- Can toilet splash cause infection?
- How do you get rid of boils forever?
- How do I stop getting boils?
- Can I catch anything from a toilet seat?
- How long do germs live on toilet seats?
- Why do I keep getting boils?
- Is it bad to sit on public toilet seats?
- Are boils caused by dirty blood?
- Are toilet seats full of germs?
- Does putting toilet paper on the seat actually help?
- What kind of infections can you get from a toilet seat?
- What is your body lacking when you get boils?
Can toilet splash cause infection?
Cullins warns, “Anything that brings bacteria in contact with the vulva and/or urethra can cause a UTI.
This can happen when germs enter the urethra during sex, unwashed hands touching genitals, or even when toilet water back splashes.” Yeah, you can get a UTI from the bacteria in toilet water back splash..
How do you get rid of boils forever?
How do I treat boils?Keep the area clean and free of any irritants.Don’t pick or attempt to pop the boil.Apply a warm compress to the boil several times a day.Don’t reuse or share cloths used for compresses.
How do I stop getting boils?

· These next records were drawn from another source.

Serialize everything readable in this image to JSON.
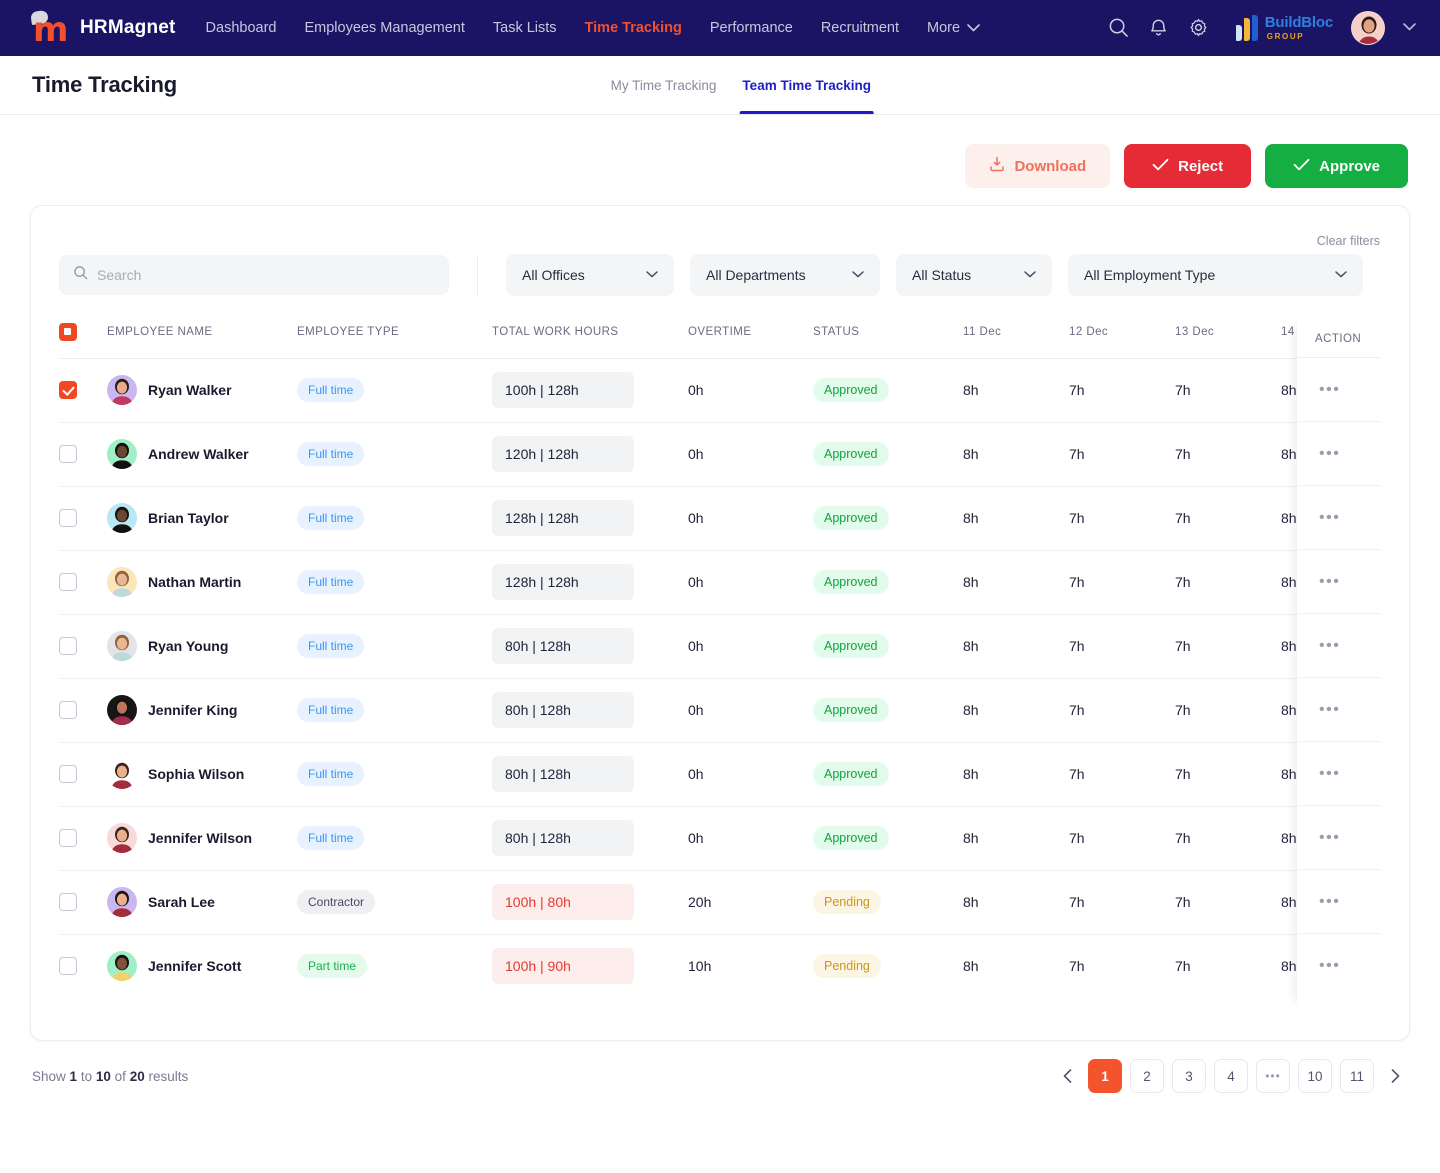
{
  "navbar": {
    "brand": "HRMagnet",
    "links": [
      {
        "label": "Dashboard",
        "active": false
      },
      {
        "label": "Employees Management",
        "active": false
      },
      {
        "label": "Task Lists",
        "active": false
      },
      {
        "label": "Time Tracking",
        "active": true
      },
      {
        "label": "Performance",
        "active": false
      },
      {
        "label": "Recruitment",
        "active": false
      }
    ],
    "more_label": "More",
    "org": {
      "name": "BuildBloc",
      "sub": "GROUP"
    },
    "accent": "#F0512C",
    "background": "#1B1464"
  },
  "page": {
    "title": "Time Tracking",
    "tabs": [
      {
        "label": "My Time Tracking",
        "active": false
      },
      {
        "label": "Team Time Tracking",
        "active": true
      }
    ]
  },
  "actions": {
    "download_label": "Download",
    "reject_label": "Reject",
    "approve_label": "Approve",
    "reject_color": "#E42B36",
    "approve_color": "#14AE43",
    "download_color": "#F2705A"
  },
  "filters": {
    "clear_label": "Clear filters",
    "search_placeholder": "Search",
    "search_value": "",
    "selects": [
      {
        "label": "All Offices"
      },
      {
        "label": "All Departments"
      },
      {
        "label": "All Status"
      },
      {
        "label": "All Employment Type"
      }
    ]
  },
  "table": {
    "columns": [
      "EMPLOYEE NAME",
      "EMPLOYEE TYPE",
      "TOTAL WORK HOURS",
      "OVERTIME",
      "STATUS",
      "11 Dec",
      "12 Dec",
      "13 Dec",
      "14"
    ],
    "action_column": "ACTION",
    "header_checkbox_state": "indeterminate",
    "rows": [
      {
        "selected": true,
        "name": "Ryan Walker",
        "type": "Full time",
        "type_style": "full",
        "hours": "100h | 128h",
        "hours_warn": false,
        "overtime": "0h",
        "status": "Approved",
        "status_style": "approved",
        "days": [
          "8h",
          "7h",
          "7h",
          "8h"
        ],
        "avatar_bg": "#C9B7F2",
        "skin": "#E8A98C",
        "hair": "#2B1B16",
        "shirt": "#C23A5E"
      },
      {
        "selected": false,
        "name": "Andrew Walker",
        "type": "Full time",
        "type_style": "full",
        "hours": "120h | 128h",
        "hours_warn": false,
        "overtime": "0h",
        "status": "Approved",
        "status_style": "approved",
        "days": [
          "8h",
          "7h",
          "7h",
          "8h"
        ],
        "avatar_bg": "#9FF0C8",
        "skin": "#6B4630",
        "hair": "#15100E",
        "shirt": "#15100E"
      },
      {
        "selected": false,
        "name": "Brian Taylor",
        "type": "Full time",
        "type_style": "full",
        "hours": "128h | 128h",
        "hours_warn": false,
        "overtime": "0h",
        "status": "Approved",
        "status_style": "approved",
        "days": [
          "8h",
          "7h",
          "7h",
          "8h"
        ],
        "avatar_bg": "#B9E7F5",
        "skin": "#6B4630",
        "hair": "#15100E",
        "shirt": "#15100E"
      },
      {
        "selected": false,
        "name": "Nathan Martin",
        "type": "Full time",
        "type_style": "full",
        "hours": "128h | 128h",
        "hours_warn": false,
        "overtime": "0h",
        "status": "Approved",
        "status_style": "approved",
        "days": [
          "8h",
          "7h",
          "7h",
          "8h"
        ],
        "avatar_bg": "#FCE5BB",
        "skin": "#E8B894",
        "hair": "#8C6239",
        "shirt": "#BCD9DC"
      },
      {
        "selected": false,
        "name": "Ryan Young",
        "type": "Full time",
        "type_style": "full",
        "hours": "80h | 128h",
        "hours_warn": false,
        "overtime": "0h",
        "status": "Approved",
        "status_style": "approved",
        "days": [
          "8h",
          "7h",
          "7h",
          "8h"
        ],
        "avatar_bg": "#E3E3E8",
        "skin": "#E8B894",
        "hair": "#8C6239",
        "shirt": "#BCD9DC"
      },
      {
        "selected": false,
        "name": "Jennifer King",
        "type": "Full time",
        "type_style": "full",
        "hours": "80h | 128h",
        "hours_warn": false,
        "overtime": "0h",
        "status": "Approved",
        "status_style": "approved",
        "days": [
          "8h",
          "7h",
          "7h",
          "8h"
        ],
        "avatar_bg": "#161616",
        "skin": "#B9765A",
        "hair": "#15100E",
        "shirt": "#A62C4D"
      },
      {
        "selected": false,
        "name": "Sophia Wilson",
        "type": "Full time",
        "type_style": "full",
        "hours": "80h | 128h",
        "hours_warn": false,
        "overtime": "0h",
        "status": "Approved",
        "status_style": "approved",
        "days": [
          "8h",
          "7h",
          "7h",
          "8h"
        ],
        "avatar_bg": "#FFFFFF",
        "skin": "#E8B08C",
        "hair": "#3A241C",
        "shirt": "#A62C3C"
      },
      {
        "selected": false,
        "name": "Jennifer Wilson",
        "type": "Full time",
        "type_style": "full",
        "hours": "80h | 128h",
        "hours_warn": false,
        "overtime": "0h",
        "status": "Approved",
        "status_style": "approved",
        "days": [
          "8h",
          "7h",
          "7h",
          "8h"
        ],
        "avatar_bg": "#FBD9DA",
        "skin": "#E8B08C",
        "hair": "#3A241C",
        "shirt": "#A62C3C"
      },
      {
        "selected": false,
        "name": "Sarah Lee",
        "type": "Contractor",
        "type_style": "contractor",
        "hours": "100h | 80h",
        "hours_warn": true,
        "overtime": "20h",
        "status": "Pending",
        "status_style": "pending",
        "days": [
          "8h",
          "7h",
          "7h",
          "8h"
        ],
        "avatar_bg": "#C9B7F2",
        "skin": "#E8B08C",
        "hair": "#1F1410",
        "shirt": "#A62C3C"
      },
      {
        "selected": false,
        "name": "Jennifer Scott",
        "type": "Part time",
        "type_style": "part",
        "hours": "100h | 90h",
        "hours_warn": true,
        "overtime": "10h",
        "status": "Pending",
        "status_style": "pending",
        "days": [
          "8h",
          "7h",
          "7h",
          "8h"
        ],
        "avatar_bg": "#9FF0C8",
        "skin": "#7E5339",
        "hair": "#15100E",
        "shirt": "#F2D06B"
      }
    ]
  },
  "footer": {
    "show_prefix": "Show",
    "from": "1",
    "to_word": "to",
    "to": "10",
    "of_word": "of",
    "total": "20",
    "results_word": "results",
    "pages": [
      "1",
      "2",
      "3",
      "4",
      "...",
      "10",
      "11"
    ],
    "active_page": "1",
    "active_color": "#F4542C"
  }
}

Help prevent boils by following these guidelines:Carefully wash clothes, bedding, and towels of a family member who is infected with boils.Clean and treat minor skin wounds.Practice good personal hygiene.Stay as healthy as possible.
Can I catch anything from a toilet seat?
Fortunately, it’s extremely unlikely that you’ll catch something from sitting on a toilet seat in a public restroom. Most germs, like the common cold, can’t survive long on the cold, hard surfaces of a toilet seat.
How long do germs live on toilet seats?
The flu virus can live up to two or three days on nonporous surfaces like a toilet seat . It can also survive for that amount of time on your phone, remote control, or a door handle.
Why do I keep getting boils?
What Causes Boils? Most boils are caused by staph bacteria (Staphylococcus aureus), which many healthy people carry on their skin or in their noses without a problem. When a scrape, cut, or splinter breaks the skin, the bacteria can enter a hair follicle and start an infection.
Is it bad to sit on public toilet seats?
“Sitting on the toilet isn’t a great risk because the pathogens in waste are gastrointestinal pathogens. The real risk is touching surfaces that might be infected with bacteria and viruses and then ingesting them because they’re on your hands,” says Dr. Pentella.
Are boils caused by dirty blood?
Boils form when bacteria from the skin surface infiltrate a hair follicle. This intrusion of bacteria triggers an immune response that includes drawing white blood cells into the infected follicle to fight the infection.
Are toilet seats full of germs?
“Toilet seats are actually quite clean relative to most things.” Yes, they have bacteria — usually fewer than 1,000 per square inch, according to microbiologist and author Jason Tetro. Although it sounds like a lot, there are likely hundreds of thousands per square inch in a sink, and millions on your shoes.
Does putting toilet paper on the seat actually help?
By piling toilet paper onto the seat, you may think you’re shielding your skin from the toilet’s germs, but what you’re really doing is inviting more germs onto your body. That’s because the toilet paper in public bathrooms is a breeding ground for germs.
What kind of infections can you get from a toilet seat?
“There are some organisms that conceivably could be acquired by contact with toilet seats, such as the strep (streptococcus) and staph (staphylococcus) bacteria that we routinely carry on our skin.
What is your body lacking when you get boils?
Other medical conditions or lifestyle factors that make people more likely to get boils include: iron deficiency anemia.